The response to the February 3 earthquakes in Turkey and Syria is still focused on immediate disaster response—but much has already been learned, and illuminated, through this tragedy that has killed tens of thousands and flattened towns and cities.
In the quakes’ aftermath, Bloomberg School faculty and students shared their insights, including firsthand accounts of the disaster, during a special discussion hosted by the Johns Hopkins Center for Humanitarian Health and in an episode of Public Health On Call.
Their perspectives help us understand gaps in the global response to catastrophes—and how they can be addressed to better respond to future disasters.
This natural disaster has been exacerbated by existing humanitarian and political crises.
Due to the ongoing civil war in Syria, a major hub for humanitarian aid already existed in Gaziantep, Turkey. Unfortunately, this was one of the locations hardest hit by the earthquakes, meaning responders in that area had to first be rescued and relocated before they could mobilize and aid others.
This also meant that when the quakes hit, densely populated areas of northwest Syria—which rely heavily on resources from Turkey—were left largely without assistance, Gilbert Burnham, MD, PhD, MSc, professor emeritus in the Department of International Health, explained.
“There was only one official crossing point, which was seriously damaged by the quake, causing a major delay in assistance,” said Burnham. “Heavy machinery was badly needed, but those resources were already occupied in Turkey,” limiting search-and-rescue efforts.
Survivors need ongoing help as they face a host of health challenges.
Millions in northwest Syria were already displaced before the earthquake—some for the 10th or more time since the war began—and health systems are in tatters from dwindling aid and years of violent attacks on hospitals and other critical infrastructure. Amid freezing temperatures and an ongoing cholera outbreak, the focus now shifts to sheltering and caring for those who have survived.
Paul Spiegel, MD, MPH ’96, director of the Johns Hopkins Center for Humanitarian Health and an expert in preventing and responding to complex humanitarian emergencies, was deployed last year as the emergency coordinator for the WHO’s Ukraine refugee response. He explained that the time after the initial search-and-rescue period is critical for protecting the lives spared. “You likely will save a lot more people by ensuring you have surveillance and thinking about continuing care and supplies,” Spiegel told the Washington Post.

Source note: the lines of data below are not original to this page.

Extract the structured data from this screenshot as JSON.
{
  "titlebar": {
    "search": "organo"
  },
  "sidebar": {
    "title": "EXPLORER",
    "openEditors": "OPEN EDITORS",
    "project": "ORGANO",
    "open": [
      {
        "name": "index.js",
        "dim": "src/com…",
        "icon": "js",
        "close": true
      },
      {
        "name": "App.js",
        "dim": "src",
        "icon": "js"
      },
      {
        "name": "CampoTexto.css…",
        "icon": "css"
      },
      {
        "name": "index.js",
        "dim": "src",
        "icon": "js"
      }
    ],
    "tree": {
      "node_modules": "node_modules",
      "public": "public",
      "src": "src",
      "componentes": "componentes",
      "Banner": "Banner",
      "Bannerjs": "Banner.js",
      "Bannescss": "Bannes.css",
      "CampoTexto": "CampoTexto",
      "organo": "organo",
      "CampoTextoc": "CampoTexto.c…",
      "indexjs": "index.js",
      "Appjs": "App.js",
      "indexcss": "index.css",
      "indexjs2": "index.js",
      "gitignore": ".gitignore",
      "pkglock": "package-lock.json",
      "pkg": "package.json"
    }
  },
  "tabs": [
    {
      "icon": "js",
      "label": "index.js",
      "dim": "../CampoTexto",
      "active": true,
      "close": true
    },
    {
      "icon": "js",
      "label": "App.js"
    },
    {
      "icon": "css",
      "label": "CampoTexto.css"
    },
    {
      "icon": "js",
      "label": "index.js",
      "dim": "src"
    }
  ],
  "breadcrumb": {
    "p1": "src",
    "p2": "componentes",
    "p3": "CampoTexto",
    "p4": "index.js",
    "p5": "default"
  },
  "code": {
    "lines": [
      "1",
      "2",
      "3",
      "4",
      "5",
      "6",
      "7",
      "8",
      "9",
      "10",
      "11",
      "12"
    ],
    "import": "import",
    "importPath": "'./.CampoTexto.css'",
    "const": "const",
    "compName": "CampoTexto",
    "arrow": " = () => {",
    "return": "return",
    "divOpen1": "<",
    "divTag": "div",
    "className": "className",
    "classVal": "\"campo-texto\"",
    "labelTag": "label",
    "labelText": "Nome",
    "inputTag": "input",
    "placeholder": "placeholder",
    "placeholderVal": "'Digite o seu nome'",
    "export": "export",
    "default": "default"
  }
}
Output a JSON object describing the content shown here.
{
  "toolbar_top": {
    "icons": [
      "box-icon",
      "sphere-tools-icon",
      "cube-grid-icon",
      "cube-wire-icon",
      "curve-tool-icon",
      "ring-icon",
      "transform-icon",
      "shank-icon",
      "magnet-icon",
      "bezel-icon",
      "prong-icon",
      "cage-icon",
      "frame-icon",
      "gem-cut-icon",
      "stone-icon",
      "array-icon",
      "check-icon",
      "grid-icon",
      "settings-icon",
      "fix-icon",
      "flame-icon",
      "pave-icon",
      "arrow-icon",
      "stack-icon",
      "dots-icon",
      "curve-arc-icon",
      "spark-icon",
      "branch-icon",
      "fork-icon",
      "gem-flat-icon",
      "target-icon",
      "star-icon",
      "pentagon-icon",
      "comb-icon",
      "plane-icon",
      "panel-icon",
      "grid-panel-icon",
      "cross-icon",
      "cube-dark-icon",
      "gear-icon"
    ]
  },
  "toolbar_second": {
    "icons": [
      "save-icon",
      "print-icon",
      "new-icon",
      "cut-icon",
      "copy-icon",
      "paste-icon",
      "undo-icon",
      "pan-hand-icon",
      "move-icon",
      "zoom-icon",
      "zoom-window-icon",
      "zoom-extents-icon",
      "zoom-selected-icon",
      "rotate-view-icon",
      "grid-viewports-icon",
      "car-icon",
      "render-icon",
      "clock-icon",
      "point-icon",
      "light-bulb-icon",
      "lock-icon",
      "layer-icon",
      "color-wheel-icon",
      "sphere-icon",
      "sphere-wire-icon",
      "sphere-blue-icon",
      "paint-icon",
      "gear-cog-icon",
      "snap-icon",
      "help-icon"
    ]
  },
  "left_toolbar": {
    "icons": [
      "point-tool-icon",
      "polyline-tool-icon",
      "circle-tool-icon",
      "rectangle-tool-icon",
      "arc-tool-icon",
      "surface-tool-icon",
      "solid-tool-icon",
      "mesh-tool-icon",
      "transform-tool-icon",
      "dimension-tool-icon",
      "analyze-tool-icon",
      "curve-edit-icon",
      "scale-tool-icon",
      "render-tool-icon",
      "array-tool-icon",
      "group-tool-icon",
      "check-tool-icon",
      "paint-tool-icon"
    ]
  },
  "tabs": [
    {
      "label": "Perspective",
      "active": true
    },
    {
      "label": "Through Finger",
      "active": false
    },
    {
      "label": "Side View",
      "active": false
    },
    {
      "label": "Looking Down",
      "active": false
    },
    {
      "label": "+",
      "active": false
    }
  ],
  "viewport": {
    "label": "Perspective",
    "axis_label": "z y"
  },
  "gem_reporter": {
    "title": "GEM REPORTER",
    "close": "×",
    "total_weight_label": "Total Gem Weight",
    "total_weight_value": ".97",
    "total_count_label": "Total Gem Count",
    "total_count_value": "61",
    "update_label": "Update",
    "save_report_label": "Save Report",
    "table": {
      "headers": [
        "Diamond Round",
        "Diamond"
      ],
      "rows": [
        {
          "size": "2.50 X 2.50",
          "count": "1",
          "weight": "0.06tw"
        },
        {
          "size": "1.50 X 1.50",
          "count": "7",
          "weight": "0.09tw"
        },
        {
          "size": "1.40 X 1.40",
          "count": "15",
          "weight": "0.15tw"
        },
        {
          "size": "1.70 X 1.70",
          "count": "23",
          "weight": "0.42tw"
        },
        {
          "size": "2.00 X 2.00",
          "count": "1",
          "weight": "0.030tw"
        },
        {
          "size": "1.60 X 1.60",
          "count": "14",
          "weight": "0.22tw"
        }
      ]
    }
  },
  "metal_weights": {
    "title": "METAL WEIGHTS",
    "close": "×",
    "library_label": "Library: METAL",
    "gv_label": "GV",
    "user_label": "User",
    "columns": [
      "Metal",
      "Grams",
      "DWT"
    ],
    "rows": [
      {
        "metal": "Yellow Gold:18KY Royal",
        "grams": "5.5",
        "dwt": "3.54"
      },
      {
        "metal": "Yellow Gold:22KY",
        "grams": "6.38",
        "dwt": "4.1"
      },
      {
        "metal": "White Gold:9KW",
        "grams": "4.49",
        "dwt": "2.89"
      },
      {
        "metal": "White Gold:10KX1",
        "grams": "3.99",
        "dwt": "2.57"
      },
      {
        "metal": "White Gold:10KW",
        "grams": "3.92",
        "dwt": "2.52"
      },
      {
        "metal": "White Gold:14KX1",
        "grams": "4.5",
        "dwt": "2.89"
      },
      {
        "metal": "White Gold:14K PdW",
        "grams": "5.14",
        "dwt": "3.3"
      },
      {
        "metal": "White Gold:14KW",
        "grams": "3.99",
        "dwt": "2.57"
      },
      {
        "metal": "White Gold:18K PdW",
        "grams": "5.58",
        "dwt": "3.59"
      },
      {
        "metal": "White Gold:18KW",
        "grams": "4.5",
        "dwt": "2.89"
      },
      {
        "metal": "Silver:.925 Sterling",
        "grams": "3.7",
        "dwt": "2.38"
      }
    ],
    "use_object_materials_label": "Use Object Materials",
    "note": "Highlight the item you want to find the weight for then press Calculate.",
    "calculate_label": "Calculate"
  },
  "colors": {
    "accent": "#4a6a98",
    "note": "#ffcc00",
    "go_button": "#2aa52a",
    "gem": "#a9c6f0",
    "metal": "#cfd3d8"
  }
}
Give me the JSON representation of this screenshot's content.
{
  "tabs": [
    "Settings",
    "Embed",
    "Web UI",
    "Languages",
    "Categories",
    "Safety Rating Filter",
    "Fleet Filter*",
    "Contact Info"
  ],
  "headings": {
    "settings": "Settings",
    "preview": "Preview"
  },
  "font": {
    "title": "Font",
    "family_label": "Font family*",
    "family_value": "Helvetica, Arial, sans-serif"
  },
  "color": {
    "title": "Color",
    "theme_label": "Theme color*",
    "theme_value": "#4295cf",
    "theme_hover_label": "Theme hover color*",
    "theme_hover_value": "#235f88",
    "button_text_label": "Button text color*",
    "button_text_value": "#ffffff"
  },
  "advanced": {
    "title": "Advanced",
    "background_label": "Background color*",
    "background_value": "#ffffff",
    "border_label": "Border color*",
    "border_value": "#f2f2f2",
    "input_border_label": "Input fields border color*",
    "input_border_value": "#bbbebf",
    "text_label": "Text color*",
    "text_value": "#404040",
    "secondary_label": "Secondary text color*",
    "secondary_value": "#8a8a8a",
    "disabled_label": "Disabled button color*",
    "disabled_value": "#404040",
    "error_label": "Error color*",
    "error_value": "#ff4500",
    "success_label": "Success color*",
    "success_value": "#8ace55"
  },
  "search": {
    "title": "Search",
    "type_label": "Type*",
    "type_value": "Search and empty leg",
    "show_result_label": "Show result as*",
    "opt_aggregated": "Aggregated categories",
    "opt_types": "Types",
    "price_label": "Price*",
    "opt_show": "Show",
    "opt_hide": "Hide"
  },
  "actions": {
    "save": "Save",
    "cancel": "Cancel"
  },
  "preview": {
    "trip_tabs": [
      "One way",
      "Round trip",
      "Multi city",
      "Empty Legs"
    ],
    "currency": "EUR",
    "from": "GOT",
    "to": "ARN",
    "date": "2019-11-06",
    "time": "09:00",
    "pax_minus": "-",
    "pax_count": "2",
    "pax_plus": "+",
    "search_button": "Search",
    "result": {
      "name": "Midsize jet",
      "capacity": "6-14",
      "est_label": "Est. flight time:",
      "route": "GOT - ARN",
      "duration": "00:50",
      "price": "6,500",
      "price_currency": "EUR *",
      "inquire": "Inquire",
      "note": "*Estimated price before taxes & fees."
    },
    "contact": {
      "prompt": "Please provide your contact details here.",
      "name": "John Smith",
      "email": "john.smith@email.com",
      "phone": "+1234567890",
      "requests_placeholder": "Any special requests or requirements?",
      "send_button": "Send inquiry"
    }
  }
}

Building codes can save lives—but only if they are enforced.
In Turkey, catastrophes like the 1999 earthquake in Izmit, which killed 17,000 people, ushered in strict building standards. The problem: “Nobody enforced them”—and construction amnesties have allowed builders to “buy off” accountability for subpar construction, Burnham noted. These holes in enforcement left many buildings vulnerable in the face of the quake.
Building codes are “one of the most powerful things we can do to protect populations”—but a lack of enforcement can cost lives, said Burnham.
Local first responders must be protected and empowered.
Among the survivors of the February 3 earthquakes is Bara Zuhaili, a Syrian-born vascular surgeon and Bloomberg School MPH candidate. Zuhaili highlighted the immediate response efforts in northwest Syria, despite slow-to-arrive international aid, as proof that enabling local response to humanitarian crises has been effective.
One of those working to support localized efforts is Amany Qaddour, MHSA, an International Health DrPH candidate and executive director of Syria Relief & Development (SRD), a nonprofit dedicated to deploying aid in Syria. Qaddour, who lives part-time in Gaziantep, shared her priority of ensuring that her staff is taken care of with adequate shelter, pay, and mental health support. “If we don’t take care of them, they can’t take care of others,” she said.
It’s worth rethinking how aid money moves.
Ongoing financial support is essential for organizations on the ground—like the White Helmets and SRD—that have already been and will continue to be active in recovery efforts. Qaddour emphasizes that in times of crisis, international partnerships are imperative, but it’s local organizations that have the most meaningful impact, due to their deeper understanding of cultural context and nuance.
Often, however, the bulk of emergency response funding is funneled through the UN and international NGOs—not the most efficient way to deploy funding quickly, noted Spiegel. Given that much of that funding eventually ends up with local on-the-ground organizations, Qaddour added that “sometimes you do need to cut out the middleman” to expedite support.
The response to this disaster should inform our response to the next one.
However shocking this tragedy, the vulnerabilities it lays bare are a common reality in many other parts of the world. “When you look at vulnerability and displacement, and violent conflict, and climate crises, and natural disasters, compounding on some of the most vulnerable people … we need to change the blueprint for how we respond,” Qaddour said.
While the immediate search-and-rescue period is over, the response to this compounded crisis will continue for months and years to come. In terms of both effective and ineffective strategies, and both local and global responses, “we need to be documenting what we’re doing now, finding out how we can apply this to other inevitable crises,” said Qaddour
For individuals looking to help—know what not to do.
“Please do not go there; you will only be detrimental to the response,” said Qaddour. Unless you are a trained responder with a large international organization, “you should not be parachuting in.”
Additionally, she said, “Try to minimize sending [supplies]. We do not want to dismantle the local economies” with massive donation drives of items that might not be contextually or culturally appropriate.
Aliza Rosen is a digital content strategist at the Johns Hopkins Bloomberg School of Public Health.